Emanuel proposes 1st budget as Chicago mayor

Comments: 0  | Leave A Comment

CHICAGO (AP) — Chicago would get more expensive for visitors and residents under Mayor Rahm Emanuel’s first budget proposal unveiled Wednesday as he tries to tackle a $636 million deficit.

CHICAGO (AP) — Chicago would get more expensive for visitors and residents under Mayor Rahm Emanuel’s first budget proposal unveiled Wednesday as he tries to tackle a $636 million deficit.

Emanuel wants to raise the hotel tax an average of $1.78 a night, add a $2 congestion fee on weekdays for parking in downtown garages and lots, and raise city vehicle sticker prices for SUVs and trucks because he says heavier vehicles do more damage to streets.

An influential alderman quickly predicted the budget would pass muster with the 50-member Chicago City Council, where Emanuel has worked to make allies after two decades of aldermen being expected to do what they were told under his predecessor, retired Mayor Richard Daley.

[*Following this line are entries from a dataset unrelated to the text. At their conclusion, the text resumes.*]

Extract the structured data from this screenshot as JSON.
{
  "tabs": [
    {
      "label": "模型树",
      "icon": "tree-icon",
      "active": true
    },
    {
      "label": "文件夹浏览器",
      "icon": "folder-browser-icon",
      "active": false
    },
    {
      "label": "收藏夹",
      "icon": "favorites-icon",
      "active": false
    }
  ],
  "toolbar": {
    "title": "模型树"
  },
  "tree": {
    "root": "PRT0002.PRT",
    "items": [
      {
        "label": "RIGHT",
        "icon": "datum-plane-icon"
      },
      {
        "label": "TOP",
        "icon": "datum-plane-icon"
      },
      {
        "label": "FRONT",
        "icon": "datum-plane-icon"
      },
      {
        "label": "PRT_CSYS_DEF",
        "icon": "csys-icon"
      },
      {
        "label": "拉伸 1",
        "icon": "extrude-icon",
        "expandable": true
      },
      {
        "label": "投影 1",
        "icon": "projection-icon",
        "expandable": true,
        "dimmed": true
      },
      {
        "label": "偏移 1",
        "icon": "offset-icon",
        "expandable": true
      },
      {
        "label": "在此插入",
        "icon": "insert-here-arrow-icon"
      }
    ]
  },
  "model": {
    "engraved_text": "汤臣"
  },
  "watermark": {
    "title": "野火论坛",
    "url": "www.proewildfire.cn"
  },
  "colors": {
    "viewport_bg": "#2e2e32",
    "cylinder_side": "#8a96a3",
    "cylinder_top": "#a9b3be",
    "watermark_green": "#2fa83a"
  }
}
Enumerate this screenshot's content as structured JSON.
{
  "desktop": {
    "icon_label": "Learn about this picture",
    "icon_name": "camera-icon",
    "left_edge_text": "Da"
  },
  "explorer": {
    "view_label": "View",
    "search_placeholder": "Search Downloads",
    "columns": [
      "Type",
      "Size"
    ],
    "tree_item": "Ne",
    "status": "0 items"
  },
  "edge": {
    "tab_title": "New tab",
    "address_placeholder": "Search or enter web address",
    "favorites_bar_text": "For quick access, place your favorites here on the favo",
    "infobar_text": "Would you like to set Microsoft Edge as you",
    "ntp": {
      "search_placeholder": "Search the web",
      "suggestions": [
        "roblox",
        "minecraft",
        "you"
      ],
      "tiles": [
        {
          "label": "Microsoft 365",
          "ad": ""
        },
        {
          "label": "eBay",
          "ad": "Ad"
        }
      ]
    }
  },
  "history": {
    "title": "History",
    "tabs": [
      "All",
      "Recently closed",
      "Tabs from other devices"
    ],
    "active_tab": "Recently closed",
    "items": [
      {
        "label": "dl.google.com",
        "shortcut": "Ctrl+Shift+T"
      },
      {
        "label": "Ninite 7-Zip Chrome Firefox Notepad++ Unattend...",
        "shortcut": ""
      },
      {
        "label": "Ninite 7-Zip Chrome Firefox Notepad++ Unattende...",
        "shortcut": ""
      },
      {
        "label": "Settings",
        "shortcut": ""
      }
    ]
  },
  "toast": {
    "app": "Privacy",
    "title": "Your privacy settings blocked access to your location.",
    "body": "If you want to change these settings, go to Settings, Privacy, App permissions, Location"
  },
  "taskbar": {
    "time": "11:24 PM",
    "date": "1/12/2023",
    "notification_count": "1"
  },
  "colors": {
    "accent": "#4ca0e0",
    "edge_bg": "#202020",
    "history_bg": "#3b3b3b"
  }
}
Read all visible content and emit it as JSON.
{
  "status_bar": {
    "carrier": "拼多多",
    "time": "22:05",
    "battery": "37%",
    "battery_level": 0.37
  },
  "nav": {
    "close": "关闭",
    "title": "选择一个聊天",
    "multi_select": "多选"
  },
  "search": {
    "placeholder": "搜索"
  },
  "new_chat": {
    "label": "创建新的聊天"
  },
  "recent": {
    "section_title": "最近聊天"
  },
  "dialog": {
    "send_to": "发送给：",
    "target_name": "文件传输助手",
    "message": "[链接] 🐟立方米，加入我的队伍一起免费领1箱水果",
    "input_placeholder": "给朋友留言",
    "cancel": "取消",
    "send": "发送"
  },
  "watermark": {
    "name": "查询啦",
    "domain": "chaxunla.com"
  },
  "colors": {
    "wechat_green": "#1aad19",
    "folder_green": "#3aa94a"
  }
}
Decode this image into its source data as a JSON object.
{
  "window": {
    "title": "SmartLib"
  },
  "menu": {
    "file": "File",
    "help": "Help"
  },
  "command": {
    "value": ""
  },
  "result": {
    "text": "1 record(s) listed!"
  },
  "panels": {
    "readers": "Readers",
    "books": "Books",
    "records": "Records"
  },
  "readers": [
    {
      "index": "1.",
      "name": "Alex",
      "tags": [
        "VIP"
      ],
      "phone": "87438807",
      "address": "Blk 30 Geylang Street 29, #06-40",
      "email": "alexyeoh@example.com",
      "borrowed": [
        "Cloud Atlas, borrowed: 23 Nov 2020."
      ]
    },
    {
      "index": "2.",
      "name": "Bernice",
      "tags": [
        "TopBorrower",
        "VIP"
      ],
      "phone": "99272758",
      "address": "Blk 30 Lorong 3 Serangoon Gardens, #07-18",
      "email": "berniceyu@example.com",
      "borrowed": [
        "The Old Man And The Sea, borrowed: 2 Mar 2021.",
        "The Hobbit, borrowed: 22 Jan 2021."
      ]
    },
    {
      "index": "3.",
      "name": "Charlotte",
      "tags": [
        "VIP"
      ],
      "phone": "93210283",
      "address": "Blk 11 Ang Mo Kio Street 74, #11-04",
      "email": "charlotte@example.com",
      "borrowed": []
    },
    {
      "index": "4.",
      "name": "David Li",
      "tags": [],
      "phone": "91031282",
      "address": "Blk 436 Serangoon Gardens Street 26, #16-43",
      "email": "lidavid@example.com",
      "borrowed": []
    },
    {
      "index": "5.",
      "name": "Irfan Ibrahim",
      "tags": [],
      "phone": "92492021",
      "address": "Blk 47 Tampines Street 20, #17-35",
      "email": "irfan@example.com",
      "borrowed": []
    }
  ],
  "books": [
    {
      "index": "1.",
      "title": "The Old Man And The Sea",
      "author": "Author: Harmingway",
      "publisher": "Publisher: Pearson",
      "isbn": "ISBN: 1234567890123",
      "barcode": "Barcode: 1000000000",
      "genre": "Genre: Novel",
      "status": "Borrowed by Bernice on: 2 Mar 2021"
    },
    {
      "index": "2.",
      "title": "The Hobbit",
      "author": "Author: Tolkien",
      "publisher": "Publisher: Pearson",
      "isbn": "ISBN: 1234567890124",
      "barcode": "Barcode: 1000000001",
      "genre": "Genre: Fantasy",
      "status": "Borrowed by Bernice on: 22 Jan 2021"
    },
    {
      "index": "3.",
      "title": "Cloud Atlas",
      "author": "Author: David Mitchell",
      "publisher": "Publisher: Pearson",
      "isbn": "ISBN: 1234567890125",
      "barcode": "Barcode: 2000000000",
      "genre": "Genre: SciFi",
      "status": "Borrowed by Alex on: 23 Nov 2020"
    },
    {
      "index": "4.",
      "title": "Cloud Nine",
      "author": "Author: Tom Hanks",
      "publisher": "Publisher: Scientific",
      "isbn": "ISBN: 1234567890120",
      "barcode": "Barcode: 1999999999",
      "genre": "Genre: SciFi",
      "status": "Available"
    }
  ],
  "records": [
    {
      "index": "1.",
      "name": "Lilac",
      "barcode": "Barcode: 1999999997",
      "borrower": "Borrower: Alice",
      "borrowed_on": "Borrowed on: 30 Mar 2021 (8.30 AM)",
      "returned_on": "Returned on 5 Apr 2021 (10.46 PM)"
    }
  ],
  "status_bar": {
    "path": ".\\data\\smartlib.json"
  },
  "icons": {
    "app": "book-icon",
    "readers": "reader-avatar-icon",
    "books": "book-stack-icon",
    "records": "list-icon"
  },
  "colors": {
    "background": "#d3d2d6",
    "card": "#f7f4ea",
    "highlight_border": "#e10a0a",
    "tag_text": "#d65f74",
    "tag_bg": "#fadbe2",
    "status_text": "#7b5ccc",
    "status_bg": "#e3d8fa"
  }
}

"I believe it will have a clear majority. We’re at a point now where the city’s finances are in such serious condition that the city government simply can’t do business the way it has done business over the years," said Alderman Ed Burke, who heads the council’s powerful finance committee.

Emanuel has proposed $417 million in cuts, efficiencies and other reforms that along with $238 million in revenue increases, debt refinancing and modest growth projections could allow the city to close its operating budget gap and still squirrel away $20 million in reserves, which the city has previously relied on to patch its budgets.

Emanuel acknowledged the budget takes some tough action — things, he said, that had been discussed before but were discarded because of political considerations.

"The cost of putting political choices ahead of practical solutions has become too expensive," he said in his budget address to a special meeting of the City Council.

And, Emanuel didn’t shy away from laying blame for the city finances partly at Daley’s feet.

"The truth is that Chicago’s last 10 city budgets have been in the red. Yes, the Great Recession added to the crisis. But when budgets don’t cover expenses year after year, it’s clear we have a structural problem. Chicago cannot afford this type of government any longer," he said.

Questions and some early dissent emerged after Emanuel’s address.

City Clerk Susana Mendoza was quick to reject the idea of higher vehicle sticker prices and complained she had been left out of the mayor’s budgeting process.

"I am adamantly opposed to raising any city vehicle sticker fees," she said in a statement, calling it "unacceptable at a time when people’s pocketbooks are stretched to the maximum already." The annual sticker price for large passenger cars such as SUVs would rise to $135 annually from $120 under Emanuel’s plan.

Some aldermen also questioned Emanuel’s proposal to close three police stations in older buildings and merge them with other stations in new facilities.

"I have a lot of questions about that and until those questions are answered I’m opposed to that idea," Aldermen Will Burns said.

Emanuel also has proposed consolidating police and fire headquarters and reducing library hours to save money. He wants to take 2,000 vacant jobs — some of them police — out of the budget and layoff more than 500 people to thin the ranks of senior- and mid-level managers.

The mayor’s proposed budget doesn’t include an increase in property taxes and cuts in half an employee head tax that companies pay.

Copyright 2011 The Associated Press.


Leave a Comment


Get every new post delivered to your Inbox.

Join 102,883 other followers